Directions ▸ Copy out exactly the lines from the one containing "Serialize everything readable" to the end of the records below, both included, and nothing else.

Top of Excerpted records

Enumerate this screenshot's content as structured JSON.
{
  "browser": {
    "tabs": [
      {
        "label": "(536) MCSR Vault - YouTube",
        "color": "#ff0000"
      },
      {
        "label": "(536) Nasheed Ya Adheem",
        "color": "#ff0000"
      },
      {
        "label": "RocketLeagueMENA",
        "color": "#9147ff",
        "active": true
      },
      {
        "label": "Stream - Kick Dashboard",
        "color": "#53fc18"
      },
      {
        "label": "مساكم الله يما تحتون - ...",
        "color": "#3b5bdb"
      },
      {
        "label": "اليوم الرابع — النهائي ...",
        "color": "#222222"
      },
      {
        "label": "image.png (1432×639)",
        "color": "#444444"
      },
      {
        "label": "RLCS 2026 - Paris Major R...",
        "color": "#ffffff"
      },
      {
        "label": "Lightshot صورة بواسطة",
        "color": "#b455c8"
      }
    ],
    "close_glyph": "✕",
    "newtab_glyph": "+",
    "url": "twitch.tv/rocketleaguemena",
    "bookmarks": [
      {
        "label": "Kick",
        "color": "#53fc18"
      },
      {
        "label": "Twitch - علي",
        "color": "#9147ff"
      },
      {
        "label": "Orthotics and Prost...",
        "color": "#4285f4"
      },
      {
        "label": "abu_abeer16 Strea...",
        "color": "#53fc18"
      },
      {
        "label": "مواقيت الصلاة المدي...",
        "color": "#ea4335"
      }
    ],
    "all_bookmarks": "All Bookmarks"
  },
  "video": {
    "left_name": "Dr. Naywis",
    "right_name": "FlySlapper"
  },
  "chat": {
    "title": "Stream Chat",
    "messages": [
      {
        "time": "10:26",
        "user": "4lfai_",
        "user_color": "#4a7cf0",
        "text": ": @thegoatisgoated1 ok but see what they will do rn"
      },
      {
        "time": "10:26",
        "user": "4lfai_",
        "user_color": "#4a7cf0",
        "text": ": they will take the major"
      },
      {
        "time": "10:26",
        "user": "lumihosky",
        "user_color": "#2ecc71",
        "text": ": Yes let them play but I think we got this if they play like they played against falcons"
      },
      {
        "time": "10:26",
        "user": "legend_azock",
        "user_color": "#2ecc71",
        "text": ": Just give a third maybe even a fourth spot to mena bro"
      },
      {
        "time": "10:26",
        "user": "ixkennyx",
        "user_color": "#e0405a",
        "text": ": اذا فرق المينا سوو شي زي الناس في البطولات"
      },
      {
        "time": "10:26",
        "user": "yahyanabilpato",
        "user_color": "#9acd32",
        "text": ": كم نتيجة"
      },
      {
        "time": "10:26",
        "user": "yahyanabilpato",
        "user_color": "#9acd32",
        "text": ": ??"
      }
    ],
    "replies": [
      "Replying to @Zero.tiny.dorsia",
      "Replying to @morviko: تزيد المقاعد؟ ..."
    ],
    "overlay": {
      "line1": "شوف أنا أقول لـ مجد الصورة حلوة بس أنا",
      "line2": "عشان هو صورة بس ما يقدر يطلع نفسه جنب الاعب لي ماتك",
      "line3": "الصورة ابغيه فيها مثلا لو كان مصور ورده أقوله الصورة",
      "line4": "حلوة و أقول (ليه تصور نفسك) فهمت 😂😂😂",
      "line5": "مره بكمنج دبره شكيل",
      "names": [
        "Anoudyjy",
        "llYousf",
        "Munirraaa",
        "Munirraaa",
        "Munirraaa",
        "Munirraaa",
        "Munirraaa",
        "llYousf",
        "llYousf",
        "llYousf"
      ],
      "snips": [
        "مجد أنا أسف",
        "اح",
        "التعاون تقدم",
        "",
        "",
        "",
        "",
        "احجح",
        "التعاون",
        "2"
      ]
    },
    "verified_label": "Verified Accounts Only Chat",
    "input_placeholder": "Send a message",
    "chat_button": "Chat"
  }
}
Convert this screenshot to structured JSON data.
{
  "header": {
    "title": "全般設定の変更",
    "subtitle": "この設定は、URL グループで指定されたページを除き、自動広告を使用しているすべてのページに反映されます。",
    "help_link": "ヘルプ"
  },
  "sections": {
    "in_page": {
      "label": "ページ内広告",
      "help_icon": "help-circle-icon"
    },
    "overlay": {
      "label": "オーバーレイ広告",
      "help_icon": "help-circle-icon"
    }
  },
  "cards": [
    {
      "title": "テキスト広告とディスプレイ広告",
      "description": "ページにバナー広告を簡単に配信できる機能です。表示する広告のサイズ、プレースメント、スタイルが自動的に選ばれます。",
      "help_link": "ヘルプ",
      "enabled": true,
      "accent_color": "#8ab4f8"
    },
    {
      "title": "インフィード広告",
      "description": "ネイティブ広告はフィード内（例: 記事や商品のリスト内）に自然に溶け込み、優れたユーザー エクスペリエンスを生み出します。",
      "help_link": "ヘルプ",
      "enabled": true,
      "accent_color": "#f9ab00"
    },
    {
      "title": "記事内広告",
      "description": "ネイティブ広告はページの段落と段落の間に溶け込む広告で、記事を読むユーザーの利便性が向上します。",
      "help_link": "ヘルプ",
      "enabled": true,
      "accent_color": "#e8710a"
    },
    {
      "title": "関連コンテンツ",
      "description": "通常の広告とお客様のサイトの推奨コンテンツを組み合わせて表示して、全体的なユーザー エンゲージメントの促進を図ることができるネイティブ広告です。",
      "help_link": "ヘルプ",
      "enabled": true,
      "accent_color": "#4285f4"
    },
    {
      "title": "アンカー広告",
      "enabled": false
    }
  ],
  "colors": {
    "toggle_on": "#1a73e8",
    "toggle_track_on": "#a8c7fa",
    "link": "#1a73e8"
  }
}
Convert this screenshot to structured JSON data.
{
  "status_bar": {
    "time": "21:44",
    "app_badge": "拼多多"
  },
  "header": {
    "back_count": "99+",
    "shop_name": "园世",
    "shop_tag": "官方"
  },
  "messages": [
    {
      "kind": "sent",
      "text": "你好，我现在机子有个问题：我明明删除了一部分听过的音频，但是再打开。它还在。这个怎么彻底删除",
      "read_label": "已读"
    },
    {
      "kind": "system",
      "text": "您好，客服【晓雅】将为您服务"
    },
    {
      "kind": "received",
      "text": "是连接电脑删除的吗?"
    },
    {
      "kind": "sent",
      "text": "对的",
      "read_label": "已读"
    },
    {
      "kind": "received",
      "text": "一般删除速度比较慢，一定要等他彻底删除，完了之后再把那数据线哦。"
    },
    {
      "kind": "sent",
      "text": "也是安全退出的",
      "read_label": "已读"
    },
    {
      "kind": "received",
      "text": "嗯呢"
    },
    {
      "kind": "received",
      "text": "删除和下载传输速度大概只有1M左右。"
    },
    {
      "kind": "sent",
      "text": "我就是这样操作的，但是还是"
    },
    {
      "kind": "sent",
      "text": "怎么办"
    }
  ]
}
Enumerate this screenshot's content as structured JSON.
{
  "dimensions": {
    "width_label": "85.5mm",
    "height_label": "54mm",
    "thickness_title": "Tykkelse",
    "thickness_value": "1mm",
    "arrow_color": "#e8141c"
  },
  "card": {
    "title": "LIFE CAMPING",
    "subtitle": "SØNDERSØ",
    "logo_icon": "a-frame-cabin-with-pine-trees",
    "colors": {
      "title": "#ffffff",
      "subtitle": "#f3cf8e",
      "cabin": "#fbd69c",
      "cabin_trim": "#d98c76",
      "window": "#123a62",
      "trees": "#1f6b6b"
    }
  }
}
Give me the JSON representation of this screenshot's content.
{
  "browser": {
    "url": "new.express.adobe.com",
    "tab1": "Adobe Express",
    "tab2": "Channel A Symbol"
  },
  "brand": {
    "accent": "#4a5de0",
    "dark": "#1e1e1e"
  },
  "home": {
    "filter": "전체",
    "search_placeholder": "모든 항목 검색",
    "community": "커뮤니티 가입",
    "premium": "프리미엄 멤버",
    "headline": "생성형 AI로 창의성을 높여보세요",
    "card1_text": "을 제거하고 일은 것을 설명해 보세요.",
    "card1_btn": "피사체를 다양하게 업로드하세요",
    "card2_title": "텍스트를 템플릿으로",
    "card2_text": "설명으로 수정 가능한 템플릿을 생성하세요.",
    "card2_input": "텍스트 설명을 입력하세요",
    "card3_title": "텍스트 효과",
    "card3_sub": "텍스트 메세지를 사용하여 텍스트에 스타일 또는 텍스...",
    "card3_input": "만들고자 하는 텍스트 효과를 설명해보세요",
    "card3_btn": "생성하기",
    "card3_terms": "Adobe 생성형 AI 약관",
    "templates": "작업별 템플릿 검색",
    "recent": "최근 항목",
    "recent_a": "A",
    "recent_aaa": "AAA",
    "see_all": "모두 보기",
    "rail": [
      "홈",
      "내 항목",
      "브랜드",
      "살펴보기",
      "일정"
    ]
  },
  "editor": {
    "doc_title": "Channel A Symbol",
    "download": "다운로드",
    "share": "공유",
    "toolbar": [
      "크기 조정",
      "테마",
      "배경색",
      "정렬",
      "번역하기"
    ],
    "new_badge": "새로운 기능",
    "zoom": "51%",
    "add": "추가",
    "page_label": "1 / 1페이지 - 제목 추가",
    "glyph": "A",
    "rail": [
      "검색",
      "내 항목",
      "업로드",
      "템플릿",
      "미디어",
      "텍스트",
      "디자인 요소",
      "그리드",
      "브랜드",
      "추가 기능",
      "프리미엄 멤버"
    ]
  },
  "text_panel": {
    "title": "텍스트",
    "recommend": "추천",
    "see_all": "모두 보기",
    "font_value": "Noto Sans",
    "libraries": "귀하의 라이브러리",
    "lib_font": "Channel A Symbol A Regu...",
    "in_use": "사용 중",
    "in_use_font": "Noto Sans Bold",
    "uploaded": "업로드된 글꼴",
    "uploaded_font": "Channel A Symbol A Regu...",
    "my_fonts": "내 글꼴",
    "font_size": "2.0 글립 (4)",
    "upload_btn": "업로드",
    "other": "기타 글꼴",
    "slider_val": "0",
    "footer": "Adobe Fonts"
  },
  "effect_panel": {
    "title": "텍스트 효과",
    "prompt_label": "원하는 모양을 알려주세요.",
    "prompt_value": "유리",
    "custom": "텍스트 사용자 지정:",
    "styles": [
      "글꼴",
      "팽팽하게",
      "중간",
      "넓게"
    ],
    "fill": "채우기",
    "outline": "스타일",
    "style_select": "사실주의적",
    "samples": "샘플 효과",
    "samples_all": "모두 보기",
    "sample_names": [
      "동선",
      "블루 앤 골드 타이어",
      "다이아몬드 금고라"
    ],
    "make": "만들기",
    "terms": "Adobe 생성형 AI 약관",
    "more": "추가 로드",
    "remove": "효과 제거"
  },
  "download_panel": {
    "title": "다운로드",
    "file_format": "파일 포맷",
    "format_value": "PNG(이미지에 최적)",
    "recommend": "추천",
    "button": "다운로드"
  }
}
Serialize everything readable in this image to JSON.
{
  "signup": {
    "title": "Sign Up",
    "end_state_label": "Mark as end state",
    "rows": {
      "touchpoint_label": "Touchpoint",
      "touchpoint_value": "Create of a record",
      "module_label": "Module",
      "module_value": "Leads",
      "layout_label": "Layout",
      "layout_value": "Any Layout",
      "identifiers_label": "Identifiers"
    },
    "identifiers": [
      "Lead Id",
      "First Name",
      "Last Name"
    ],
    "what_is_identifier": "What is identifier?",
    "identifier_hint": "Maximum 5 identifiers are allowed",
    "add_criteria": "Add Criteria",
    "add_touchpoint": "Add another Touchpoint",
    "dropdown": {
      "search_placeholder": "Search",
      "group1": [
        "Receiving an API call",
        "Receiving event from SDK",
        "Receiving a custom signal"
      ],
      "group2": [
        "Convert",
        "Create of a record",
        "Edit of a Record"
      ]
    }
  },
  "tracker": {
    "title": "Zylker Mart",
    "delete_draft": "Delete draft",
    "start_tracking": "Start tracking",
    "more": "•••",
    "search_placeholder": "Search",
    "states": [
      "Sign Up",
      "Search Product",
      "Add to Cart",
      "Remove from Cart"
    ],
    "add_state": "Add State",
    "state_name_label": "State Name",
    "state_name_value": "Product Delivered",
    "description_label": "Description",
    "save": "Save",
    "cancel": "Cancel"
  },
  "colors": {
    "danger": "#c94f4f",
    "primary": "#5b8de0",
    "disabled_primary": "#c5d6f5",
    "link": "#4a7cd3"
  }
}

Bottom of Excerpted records

Response ▸
Serialize everything readable in this image to JSON.
{
  "signup": {
    "title": "Sign Up",
    "end_state_label": "Mark as end state",
    "rows": {
      "touchpoint_label": "Touchpoint",
      "touchpoint_value": "Create of a record",
      "module_label": "Module",
      "module_value": "Leads",
      "layout_label": "Layout",
      "layout_value": "Any Layout",
      "identifiers_label": "Identifiers"
    },
    "identifiers": [
      "Lead Id",
      "First Name",
      "Last Name"
    ],
    "what_is_identifier": "What is identifier?",
    "identifier_hint": "Maximum 5 identifiers are allowed",
    "add_criteria": "Add Criteria",
    "add_touchpoint": "Add another Touchpoint",
    "dropdown": {
      "search_placeholder": "Search",
      "group1": [
        "Receiving an API call",
        "Receiving event from SDK",
        "Receiving a custom signal"
      ],
      "group2": [
        "Convert",
        "Create of a record",
        "Edit of a Record"
      ]
    }
  },
  "tracker": {
    "title": "Zylker Mart",
    "delete_draft": "Delete draft",
    "start_tracking": "Start tracking",
    "more": "•••",
    "search_placeholder": "Search",
    "states": [
      "Sign Up",
      "Search Product",
      "Add to Cart",
      "Remove from Cart"
    ],
    "add_state": "Add State",
    "state_name_label": "State Name",
    "state_name_value": "Product Delivered",
    "description_label": "Description",
    "save": "Save",
    "cancel": "Cancel"
  },
  "colors": {
    "danger": "#c94f4f",
    "primary": "#5b8de0",
    "disabled_primary": "#c5d6f5",
    "link": "#4a7cd3"
  }
}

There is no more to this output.